It was a regular day at work in September 2011 when my boss randomly called me into his office. What’s your work out regimen, he asked. You in good shape?

Not particularly phased by the question – we are a fit office and workout routines are a common conversation topic – I launched into a litany of my cardio and strength training regimen. Sometime over the spring I’d amped up my fitness schedule so I was excited to talk about it. 

Great, he said. How about on Thursday we climb a fourteener?

Say what?!? 

My initial reaction was no. No. NO. I had a heart transplant a mere five years prior. Had this been forgotten? And what about all this business about my speed? I was slow…way slow… excruciatingly slow. Oh, and my heart rate is cray-zee. Like interval training – it would speed up to the top of my target range while climbing and then I would need to slow down until it hit the bottom before starting the process all over again. It took at least an hour for it to settle at a steady rate. I was a hot mess on a mountain plus, most importantly, I had never even been over 12,500 feet outside of a car.

So of course I said yes.

Planning was quick and for once, the work week flew by. My husband and I spent the night before in Fairplay – arriving at nearly midnight and waking after a restless night at 3:30. I’d brought instant oatmeal which we ate liberally loaded with nuts and drank hot tea. I desperately hoped this would be enough to power us through the start of the day. We had a store’s worth of REI gear on our persons. I’d bought anything and everything – I had no idea what to expect.

Was I actually going to climb a fourteener?

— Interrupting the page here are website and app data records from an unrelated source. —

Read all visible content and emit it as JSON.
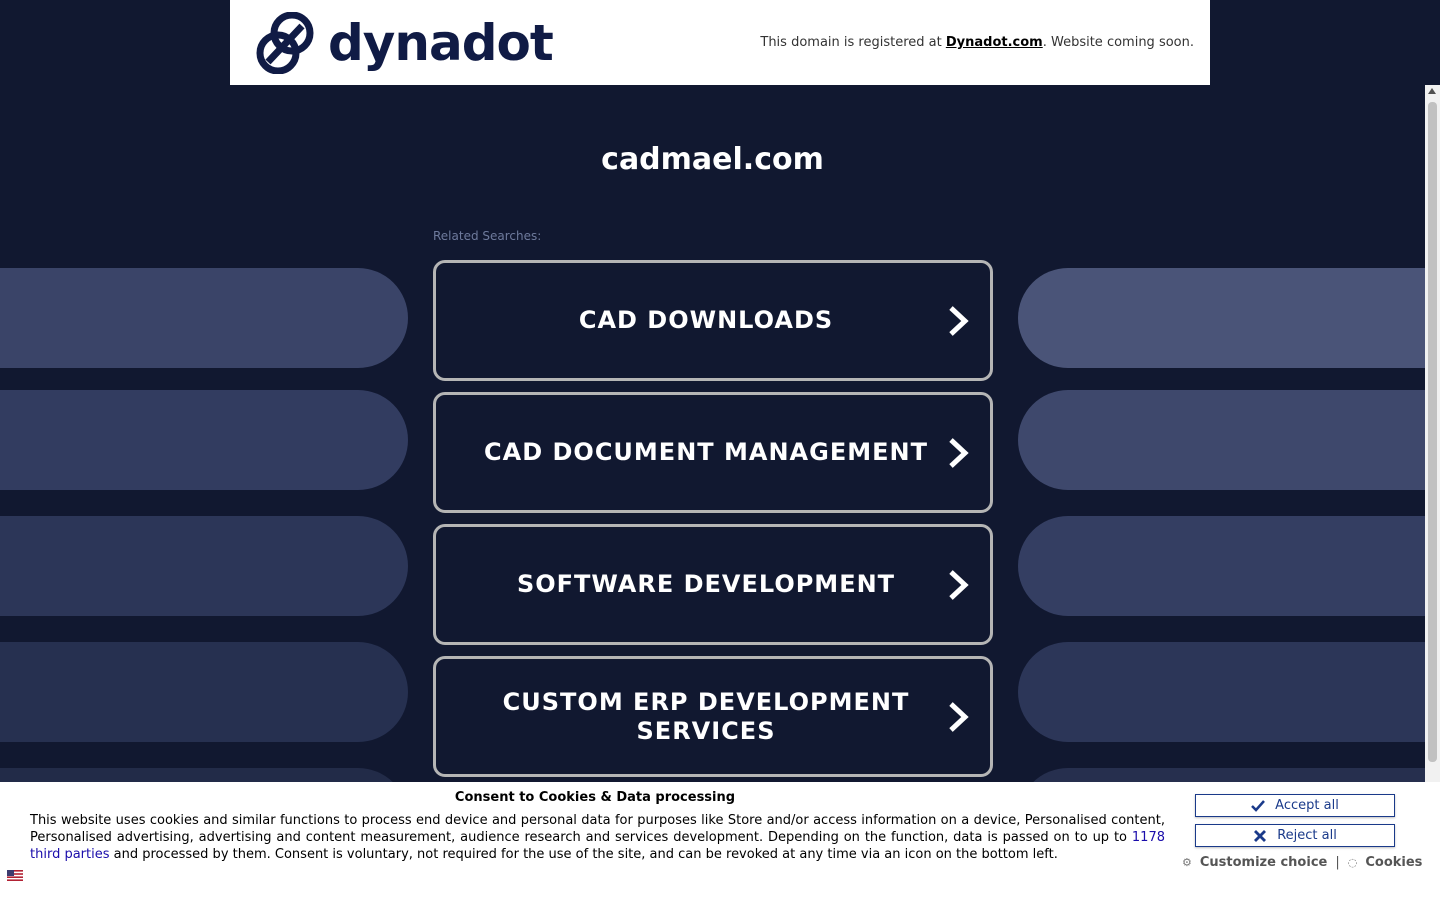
{
  "header": {
    "logo_text": "dynadot",
    "message_prefix": "This domain is registered at ",
    "message_link": "Dynadot.com",
    "message_suffix": ". Website coming soon."
  },
  "main": {
    "domain": "cadmael.com",
    "related_label": "Related Searches:",
    "searches": [
      {
        "label": "CAD DOWNLOADS"
      },
      {
        "label": "CAD DOCUMENT MANAGEMENT"
      },
      {
        "label": "SOFTWARE DEVELOPMENT"
      },
      {
        "label": "CUSTOM ERP DEVELOPMENT SERVICES"
      }
    ]
  },
  "cookie": {
    "title": "Consent to Cookies & Data processing",
    "text_part1": "This website uses cookies and similar functions to process end device and personal data for purposes like Store and/or access information on a device, Personalised content, Personalised advertising, advertising and content measurement, audience research and services development. Depending on the function, data is passed on to up to ",
    "third_parties_link": "1178 third parties",
    "text_part2": " and processed by them. Consent is voluntary, not required for the use of the site, and can be revoked at any time via an icon on the bottom left.",
    "accept_label": "Accept all",
    "reject_label": "Reject all",
    "customize_label": "Customize choice",
    "separator": "|",
    "cookies_label": "Cookies"
  },
  "colors": {
    "background": "#111830",
    "brand": "#101b45",
    "button_border": "#b5b5b5",
    "cookie_button": "#1a3a8a"
  }
}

At 5:00 am we met Mike (my boss) and our friend Brian at the Kite Lake trailhead. It was dark, and Chris and I were quickly outfitted with borrowed headlamps, gloves and poles. All of my extra weight had been redistributed among our crew. Adrenaline quickly replaced my knotted stomach and my four-hours of sleep addled anxiety.

OMG. I was going to climb a fourteener.

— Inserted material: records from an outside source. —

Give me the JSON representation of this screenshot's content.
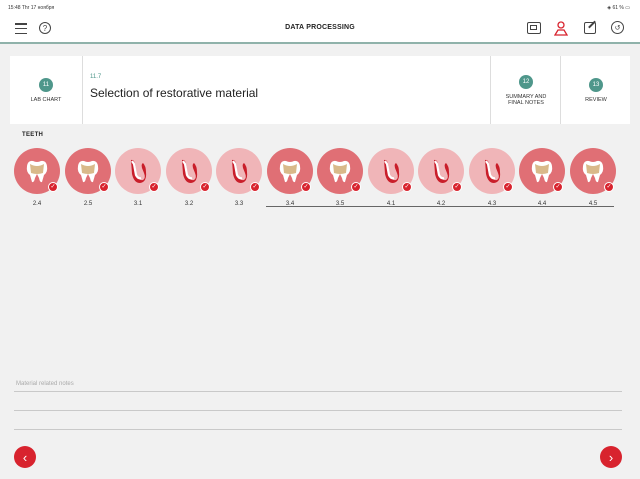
{
  "statusbar": {
    "time": "15:48",
    "date": "Thr 17 ноября",
    "battery": "61 %"
  },
  "header": {
    "title": "DATA PROCESSING"
  },
  "steps": {
    "lab": {
      "num": "11",
      "label": "LAB CHART"
    },
    "current": {
      "code": "11.7",
      "title": "Selection of restorative material"
    },
    "summary": {
      "num": "12",
      "label1": "SUMMARY AND",
      "label2": "FINAL NOTES"
    },
    "review": {
      "num": "13",
      "label": "REVIEW"
    }
  },
  "teeth_label": "TEETH",
  "teeth": [
    {
      "id": "2.4",
      "type": "molar",
      "bg": "#e06f75"
    },
    {
      "id": "2.5",
      "type": "molar",
      "bg": "#e06f75"
    },
    {
      "id": "3.1",
      "type": "incisor",
      "bg": "#f0b5b8"
    },
    {
      "id": "3.2",
      "type": "incisor",
      "bg": "#f0b5b8"
    },
    {
      "id": "3.3",
      "type": "incisor",
      "bg": "#f0b5b8"
    },
    {
      "id": "3.4",
      "type": "molar",
      "bg": "#e06f75"
    },
    {
      "id": "3.5",
      "type": "molar",
      "bg": "#e06f75"
    },
    {
      "id": "4.1",
      "type": "incisor",
      "bg": "#f0b5b8"
    },
    {
      "id": "4.2",
      "type": "incisor",
      "bg": "#f0b5b8"
    },
    {
      "id": "4.3",
      "type": "incisor",
      "bg": "#f0b5b8"
    },
    {
      "id": "4.4",
      "type": "molar",
      "bg": "#e06f75"
    },
    {
      "id": "4.5",
      "type": "molar",
      "bg": "#e06f75"
    }
  ],
  "notes_placeholder": "Material related notes",
  "colors": {
    "accent": "#d8232e",
    "teal": "#4f978b"
  }
}
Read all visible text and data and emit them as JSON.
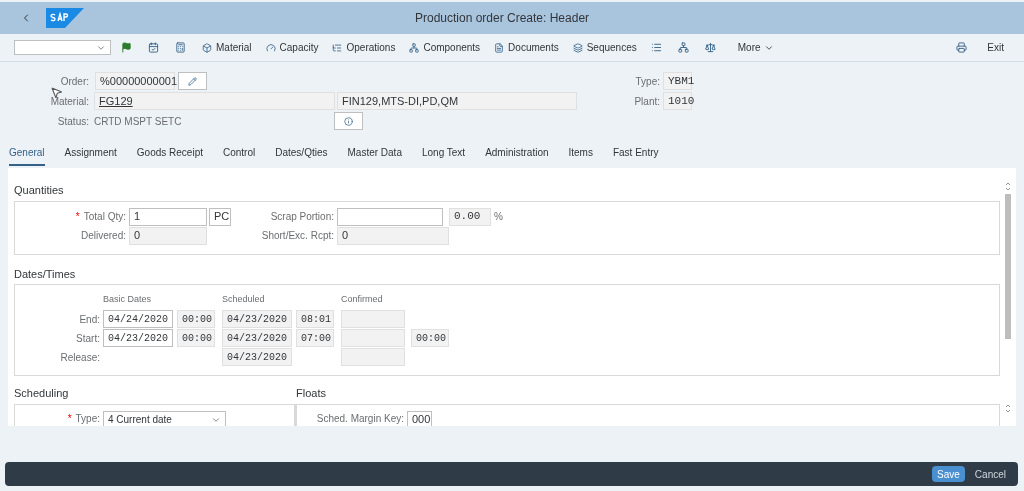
{
  "window": {
    "title": "Production order Create: Header"
  },
  "toolbar": {
    "buttons": [
      {
        "label": "Material"
      },
      {
        "label": "Capacity"
      },
      {
        "label": "Operations"
      },
      {
        "label": "Components"
      },
      {
        "label": "Documents"
      },
      {
        "label": "Sequences"
      }
    ],
    "more": "More",
    "exit": "Exit"
  },
  "header": {
    "order": {
      "label": "Order:",
      "value": "%00000000001"
    },
    "material": {
      "label": "Material:",
      "value": "FG129",
      "description": "FIN129,MTS-DI,PD,QM"
    },
    "status": {
      "label": "Status:",
      "value": "CRTD MSPT SETC"
    },
    "type": {
      "label": "Type:",
      "value": "YBM1"
    },
    "plant": {
      "label": "Plant:",
      "value": "1010"
    }
  },
  "tabs": [
    {
      "label": "General",
      "selected": true
    },
    {
      "label": "Assignment",
      "selected": false
    },
    {
      "label": "Goods Receipt",
      "selected": false
    },
    {
      "label": "Control",
      "selected": false
    },
    {
      "label": "Dates/Qties",
      "selected": false
    },
    {
      "label": "Master Data",
      "selected": false
    },
    {
      "label": "Long Text",
      "selected": false
    },
    {
      "label": "Administration",
      "selected": false
    },
    {
      "label": "Items",
      "selected": false
    },
    {
      "label": "Fast Entry",
      "selected": false
    }
  ],
  "quantities": {
    "title": "Quantities",
    "total_qty": {
      "label": "Total Qty:",
      "required_mark": "*",
      "value": "1",
      "editable": true,
      "unit": "PC"
    },
    "scrap_portion": {
      "label": "Scrap Portion:",
      "editable": true,
      "percent_value": "0.00",
      "percent_sign": "%"
    },
    "delivered": {
      "label": "Delivered:",
      "value": "0",
      "editable": false
    },
    "short_exc_rcpt": {
      "label": "Short/Exc. Rcpt:",
      "value": "0",
      "editable": false
    }
  },
  "dates": {
    "title": "Dates/Times",
    "columns": [
      "Basic Dates",
      "Scheduled",
      "Confirmed"
    ],
    "rows": [
      {
        "label": "End:",
        "basic": [
          {
            "value": "04/24/2020",
            "editable": true
          },
          {
            "value": "00:00",
            "editable": false
          }
        ],
        "scheduled": [
          {
            "value": "04/23/2020",
            "editable": false
          },
          {
            "value": "08:01",
            "editable": false
          }
        ],
        "confirmed": [
          {
            "editable": false
          }
        ]
      },
      {
        "label": "Start:",
        "basic": [
          {
            "value": "04/23/2020",
            "editable": true
          },
          {
            "value": "00:00",
            "editable": false
          }
        ],
        "scheduled": [
          {
            "value": "04/23/2020",
            "editable": false
          },
          {
            "value": "07:00",
            "editable": false
          }
        ],
        "confirmed": [
          {
            "editable": false
          },
          {
            "value": "00:00",
            "editable": false
          }
        ]
      },
      {
        "label": "Release:",
        "basic": [],
        "scheduled": [
          {
            "value": "04/23/2020",
            "editable": false
          }
        ],
        "confirmed": [
          {
            "editable": false
          }
        ]
      }
    ]
  },
  "scheduling": {
    "title": "Scheduling",
    "type": {
      "label": "Type:",
      "required_mark": "*",
      "value": "4 Current date"
    }
  },
  "floats": {
    "title": "Floats",
    "margin_key": {
      "label": "Sched. Margin Key:",
      "value": "000"
    }
  },
  "footer": {
    "save": "Save",
    "cancel": "Cancel"
  }
}
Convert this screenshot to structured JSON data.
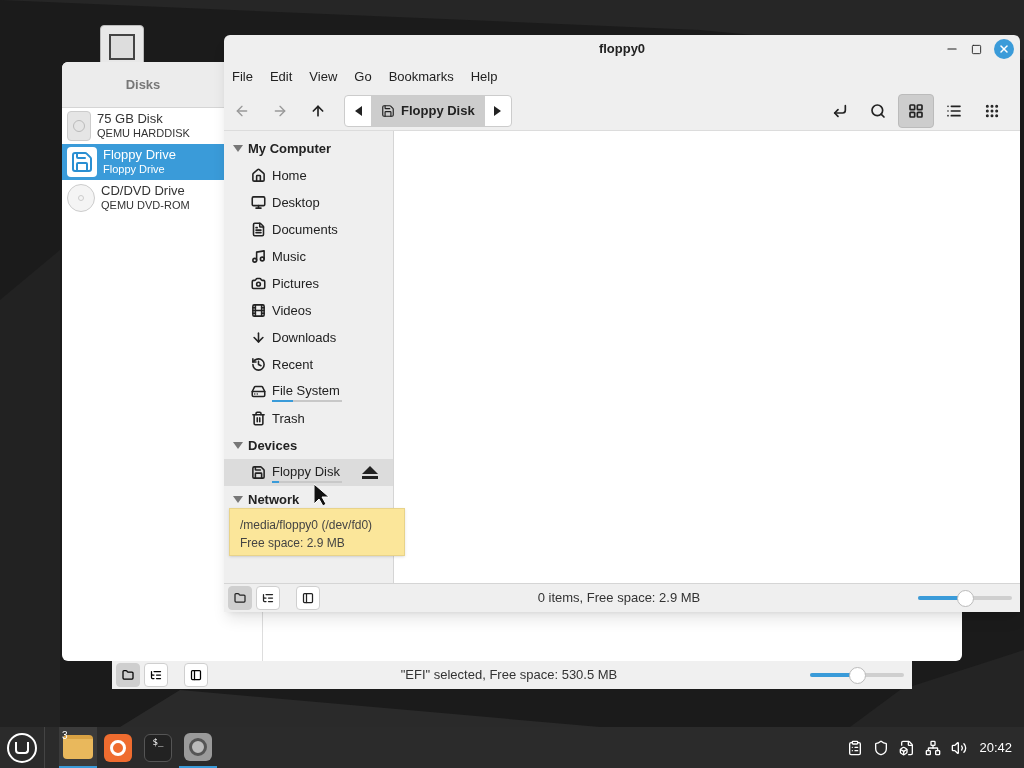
{
  "back_window": {
    "status_buttons": [
      {
        "kind": "places",
        "selected": true
      },
      {
        "kind": "tree",
        "selected": false
      },
      {
        "kind": "toggle",
        "selected": false
      }
    ],
    "status": "\"EFI\" selected, Free space: 530.5 MB",
    "zoom": {
      "level": 0.5
    }
  },
  "disks_window": {
    "title": "Disks",
    "disks": [
      {
        "name": "75 GB Disk",
        "model": "QEMU HARDDISK",
        "kind": "hdd",
        "selected": false
      },
      {
        "name": "Floppy Drive",
        "model": "Floppy Drive",
        "kind": "floppy",
        "selected": true
      },
      {
        "name": "CD/DVD Drive",
        "model": "QEMU DVD-ROM",
        "kind": "optical",
        "selected": false
      }
    ]
  },
  "file_window": {
    "title": "floppy0",
    "menu": [
      "File",
      "Edit",
      "View",
      "Go",
      "Bookmarks",
      "Help"
    ],
    "location": "Floppy Disk",
    "view_buttons": [
      {
        "kind": "icons",
        "selected": true
      },
      {
        "kind": "list",
        "selected": false
      },
      {
        "kind": "compact",
        "selected": false
      }
    ],
    "sidebar": [
      {
        "heading": "My Computer",
        "expanded": true,
        "items": [
          {
            "label": "Home",
            "kind": "home",
            "selected": false
          },
          {
            "label": "Desktop",
            "kind": "desktop",
            "selected": false
          },
          {
            "label": "Documents",
            "kind": "documents",
            "selected": false
          },
          {
            "label": "Music",
            "kind": "music",
            "selected": false
          },
          {
            "label": "Pictures",
            "kind": "pictures",
            "selected": false
          },
          {
            "label": "Videos",
            "kind": "videos",
            "selected": false
          },
          {
            "label": "Downloads",
            "kind": "downloads",
            "selected": false
          },
          {
            "label": "Recent",
            "kind": "recent",
            "selected": false
          },
          {
            "label": "File System",
            "kind": "filesystem",
            "selected": false,
            "level": 0.3
          },
          {
            "label": "Trash",
            "kind": "trash",
            "selected": false
          }
        ]
      },
      {
        "heading": "Devices",
        "expanded": true,
        "items": [
          {
            "label": "Floppy Disk",
            "kind": "floppy",
            "selected": true,
            "level": 0.1,
            "eject": true
          }
        ]
      },
      {
        "heading": "Network",
        "expanded": true
      }
    ],
    "tooltip": [
      "/media/floppy0 (/dev/fd0)",
      "Free space: 2.9 MB"
    ],
    "status_buttons": [
      {
        "kind": "places",
        "selected": true
      },
      {
        "kind": "tree",
        "selected": false
      },
      {
        "kind": "toggle",
        "selected": false
      }
    ],
    "status": "0 items, Free space: 2.9 MB",
    "zoom": {
      "level": 0.5
    }
  },
  "taskbar": {
    "apps": [
      {
        "kind": "files",
        "badge": "3",
        "active": true
      },
      {
        "kind": "firefox",
        "active": false
      },
      {
        "kind": "terminal",
        "label": "$_",
        "active": false
      },
      {
        "kind": "disks",
        "active": true
      }
    ],
    "clock": "20:42"
  }
}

The first thing that Mike told us was that we were going to go slow. Really really slow. Even slower than I thought I had ever gone before. So slow that we would be frustrated and want to go faster. That slow. Did we get it? Slow.

The second thing was to remember to breathe. Breathe deeply and continuously. This might sound elementary but have you ever noticed when exercising that you sometimes forget to breathe? It is key as you start gaining vertical feet.

As we started getting closer to the ascent part (the trail was very long), I began to notice something particularly troubling. Everything was coated with a thin sheet of ice. By everything, I mean the trail had turned from dirt to rocks. And the rocks were solid black ice. Yikes.

The darkness finally eased into light and someone commented that it was like being inside a ping-pong ball. We were in a cloud of fog – or maybe just a cloud – we were already at about 12,000 feet.

Um, hello. I was freakin’ climbing a fourteener!

We stopped at 13,000 feet to check pulse ox rates. Mine had slipped to 85. Breathe, I was told. Don’t talk, just breathe.

We powered up with electrolyte gels and water as we hit 14,000 feet. Another check of the pulse ox showed mine back up to 95. It never fell below 94 for the remainder of the climb.

One foot after another and all of a sudden, we were there. We were at the top of Mt. Democrat at 14,155 ft. We’d climbed two miles and 2,300 vertical feet. That’s a 20% grade. My pulse ox was 95, my heart rate was about 145.

I had just climbed a fourteener!